MATERIAL FOR THIS TASK —
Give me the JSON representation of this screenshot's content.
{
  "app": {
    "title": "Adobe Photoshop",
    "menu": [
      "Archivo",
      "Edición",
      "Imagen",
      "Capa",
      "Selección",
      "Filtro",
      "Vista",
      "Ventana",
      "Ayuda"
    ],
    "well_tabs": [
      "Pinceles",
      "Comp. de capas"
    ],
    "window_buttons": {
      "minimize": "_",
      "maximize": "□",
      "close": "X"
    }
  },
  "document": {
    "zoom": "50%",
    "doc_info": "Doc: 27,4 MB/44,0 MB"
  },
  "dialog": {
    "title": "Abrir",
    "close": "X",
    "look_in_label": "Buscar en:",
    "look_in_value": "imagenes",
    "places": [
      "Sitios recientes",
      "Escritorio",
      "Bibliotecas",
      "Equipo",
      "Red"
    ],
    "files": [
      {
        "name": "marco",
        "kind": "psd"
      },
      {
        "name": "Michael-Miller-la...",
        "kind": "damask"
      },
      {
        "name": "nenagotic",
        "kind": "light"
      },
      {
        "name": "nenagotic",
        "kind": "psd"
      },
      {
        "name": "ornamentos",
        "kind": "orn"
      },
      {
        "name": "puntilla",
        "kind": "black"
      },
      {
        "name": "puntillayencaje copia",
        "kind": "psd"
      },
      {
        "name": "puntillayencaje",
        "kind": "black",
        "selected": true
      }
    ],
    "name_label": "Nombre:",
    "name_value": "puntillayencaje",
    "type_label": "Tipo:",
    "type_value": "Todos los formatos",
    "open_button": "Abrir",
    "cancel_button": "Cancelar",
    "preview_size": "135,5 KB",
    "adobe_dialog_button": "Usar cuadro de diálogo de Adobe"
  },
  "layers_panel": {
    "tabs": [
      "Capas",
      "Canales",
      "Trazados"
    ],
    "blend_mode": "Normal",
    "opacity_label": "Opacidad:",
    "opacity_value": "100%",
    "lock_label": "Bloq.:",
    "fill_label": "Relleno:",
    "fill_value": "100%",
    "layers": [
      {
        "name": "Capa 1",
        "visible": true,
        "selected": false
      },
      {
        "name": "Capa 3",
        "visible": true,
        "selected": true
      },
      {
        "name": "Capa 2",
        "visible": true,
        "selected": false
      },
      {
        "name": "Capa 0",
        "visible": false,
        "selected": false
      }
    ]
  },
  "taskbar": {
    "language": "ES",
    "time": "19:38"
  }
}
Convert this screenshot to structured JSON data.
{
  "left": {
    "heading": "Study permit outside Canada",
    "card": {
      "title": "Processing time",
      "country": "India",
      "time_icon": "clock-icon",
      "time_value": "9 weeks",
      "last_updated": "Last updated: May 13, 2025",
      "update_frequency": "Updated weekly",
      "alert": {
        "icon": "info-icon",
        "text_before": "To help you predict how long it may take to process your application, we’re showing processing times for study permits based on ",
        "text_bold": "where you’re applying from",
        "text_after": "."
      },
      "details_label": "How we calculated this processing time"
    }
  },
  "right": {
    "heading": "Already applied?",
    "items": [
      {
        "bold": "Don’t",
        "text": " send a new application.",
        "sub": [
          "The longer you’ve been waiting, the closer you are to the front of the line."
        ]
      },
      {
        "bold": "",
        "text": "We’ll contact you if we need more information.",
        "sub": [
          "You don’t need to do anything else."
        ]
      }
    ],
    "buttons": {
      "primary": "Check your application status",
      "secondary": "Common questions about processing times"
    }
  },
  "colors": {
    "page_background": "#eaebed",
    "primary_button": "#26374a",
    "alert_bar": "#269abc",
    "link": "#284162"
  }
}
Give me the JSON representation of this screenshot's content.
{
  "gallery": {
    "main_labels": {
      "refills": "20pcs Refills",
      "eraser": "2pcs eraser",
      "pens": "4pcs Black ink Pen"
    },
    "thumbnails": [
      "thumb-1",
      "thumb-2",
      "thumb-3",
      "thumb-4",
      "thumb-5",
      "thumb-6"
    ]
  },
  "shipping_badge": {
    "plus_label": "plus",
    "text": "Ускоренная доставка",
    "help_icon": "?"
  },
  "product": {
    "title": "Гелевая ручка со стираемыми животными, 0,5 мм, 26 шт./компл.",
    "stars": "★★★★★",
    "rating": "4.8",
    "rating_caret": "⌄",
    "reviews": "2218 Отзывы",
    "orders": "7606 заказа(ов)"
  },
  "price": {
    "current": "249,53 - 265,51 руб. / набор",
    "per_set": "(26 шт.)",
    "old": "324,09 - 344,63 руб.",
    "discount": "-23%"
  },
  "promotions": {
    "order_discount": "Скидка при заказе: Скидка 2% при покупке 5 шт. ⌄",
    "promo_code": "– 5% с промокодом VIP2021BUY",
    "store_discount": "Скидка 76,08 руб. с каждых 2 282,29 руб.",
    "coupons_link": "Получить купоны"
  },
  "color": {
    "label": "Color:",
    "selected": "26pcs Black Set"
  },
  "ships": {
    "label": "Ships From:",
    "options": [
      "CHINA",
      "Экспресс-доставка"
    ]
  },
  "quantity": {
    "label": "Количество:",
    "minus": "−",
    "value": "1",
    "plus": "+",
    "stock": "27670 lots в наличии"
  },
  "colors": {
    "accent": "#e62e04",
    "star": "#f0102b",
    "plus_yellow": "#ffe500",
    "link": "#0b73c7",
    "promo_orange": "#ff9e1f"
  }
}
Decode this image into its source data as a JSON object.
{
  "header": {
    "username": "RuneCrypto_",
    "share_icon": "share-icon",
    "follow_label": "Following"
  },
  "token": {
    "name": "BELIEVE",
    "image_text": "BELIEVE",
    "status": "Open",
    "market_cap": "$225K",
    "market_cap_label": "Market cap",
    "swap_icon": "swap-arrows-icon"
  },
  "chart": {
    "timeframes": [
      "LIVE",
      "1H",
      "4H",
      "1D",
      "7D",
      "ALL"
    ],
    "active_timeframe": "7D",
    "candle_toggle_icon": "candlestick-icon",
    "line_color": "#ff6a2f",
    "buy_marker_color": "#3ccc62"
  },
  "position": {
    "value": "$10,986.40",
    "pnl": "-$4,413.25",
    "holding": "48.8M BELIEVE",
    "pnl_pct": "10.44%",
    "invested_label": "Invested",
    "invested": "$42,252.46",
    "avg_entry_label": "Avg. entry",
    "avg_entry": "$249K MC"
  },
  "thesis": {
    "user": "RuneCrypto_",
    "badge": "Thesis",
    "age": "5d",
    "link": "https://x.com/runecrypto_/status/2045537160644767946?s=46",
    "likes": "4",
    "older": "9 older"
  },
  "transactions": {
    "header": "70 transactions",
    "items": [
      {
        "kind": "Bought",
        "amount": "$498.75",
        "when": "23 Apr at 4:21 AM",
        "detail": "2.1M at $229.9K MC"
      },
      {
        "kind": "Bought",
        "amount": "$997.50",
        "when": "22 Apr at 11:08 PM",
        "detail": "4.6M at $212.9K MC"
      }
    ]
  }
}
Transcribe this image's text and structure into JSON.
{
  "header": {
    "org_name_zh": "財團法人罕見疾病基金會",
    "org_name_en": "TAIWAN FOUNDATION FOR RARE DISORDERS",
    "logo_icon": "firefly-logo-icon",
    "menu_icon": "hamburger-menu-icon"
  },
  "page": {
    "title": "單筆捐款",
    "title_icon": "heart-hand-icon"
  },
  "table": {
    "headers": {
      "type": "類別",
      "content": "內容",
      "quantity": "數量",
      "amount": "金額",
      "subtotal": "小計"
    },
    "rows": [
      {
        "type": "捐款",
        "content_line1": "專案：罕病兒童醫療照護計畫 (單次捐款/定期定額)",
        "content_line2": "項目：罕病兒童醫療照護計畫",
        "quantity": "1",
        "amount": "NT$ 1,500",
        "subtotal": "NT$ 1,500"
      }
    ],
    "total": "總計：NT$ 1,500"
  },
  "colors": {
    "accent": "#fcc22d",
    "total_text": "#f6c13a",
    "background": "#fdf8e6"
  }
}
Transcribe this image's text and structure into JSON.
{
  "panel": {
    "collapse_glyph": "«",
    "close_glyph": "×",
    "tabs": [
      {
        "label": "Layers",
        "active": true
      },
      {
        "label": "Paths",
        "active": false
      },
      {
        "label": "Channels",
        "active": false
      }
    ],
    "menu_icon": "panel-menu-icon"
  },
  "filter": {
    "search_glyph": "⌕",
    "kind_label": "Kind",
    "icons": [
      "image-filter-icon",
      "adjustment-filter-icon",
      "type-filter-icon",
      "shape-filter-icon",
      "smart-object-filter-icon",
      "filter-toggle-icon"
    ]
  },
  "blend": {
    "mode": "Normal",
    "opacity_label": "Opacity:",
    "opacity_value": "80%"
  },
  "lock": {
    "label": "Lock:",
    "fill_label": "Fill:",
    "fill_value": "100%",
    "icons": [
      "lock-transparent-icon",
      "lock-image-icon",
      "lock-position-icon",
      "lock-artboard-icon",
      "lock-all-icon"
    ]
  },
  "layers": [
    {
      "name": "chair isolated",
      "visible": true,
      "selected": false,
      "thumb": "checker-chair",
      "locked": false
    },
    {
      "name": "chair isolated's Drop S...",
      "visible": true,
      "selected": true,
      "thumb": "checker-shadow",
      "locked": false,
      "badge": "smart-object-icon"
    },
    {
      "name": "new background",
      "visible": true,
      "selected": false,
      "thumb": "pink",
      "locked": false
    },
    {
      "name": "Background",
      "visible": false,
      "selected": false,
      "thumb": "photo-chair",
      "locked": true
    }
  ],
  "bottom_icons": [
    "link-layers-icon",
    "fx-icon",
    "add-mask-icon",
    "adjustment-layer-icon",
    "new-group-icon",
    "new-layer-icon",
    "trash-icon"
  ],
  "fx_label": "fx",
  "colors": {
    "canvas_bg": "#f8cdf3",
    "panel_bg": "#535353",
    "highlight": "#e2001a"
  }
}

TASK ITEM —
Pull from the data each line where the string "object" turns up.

ANSWER SPACE —
Decode this image into its source data as a JSON object.
      "smart-object-filter-icon",
      "badge": "smart-object-icon"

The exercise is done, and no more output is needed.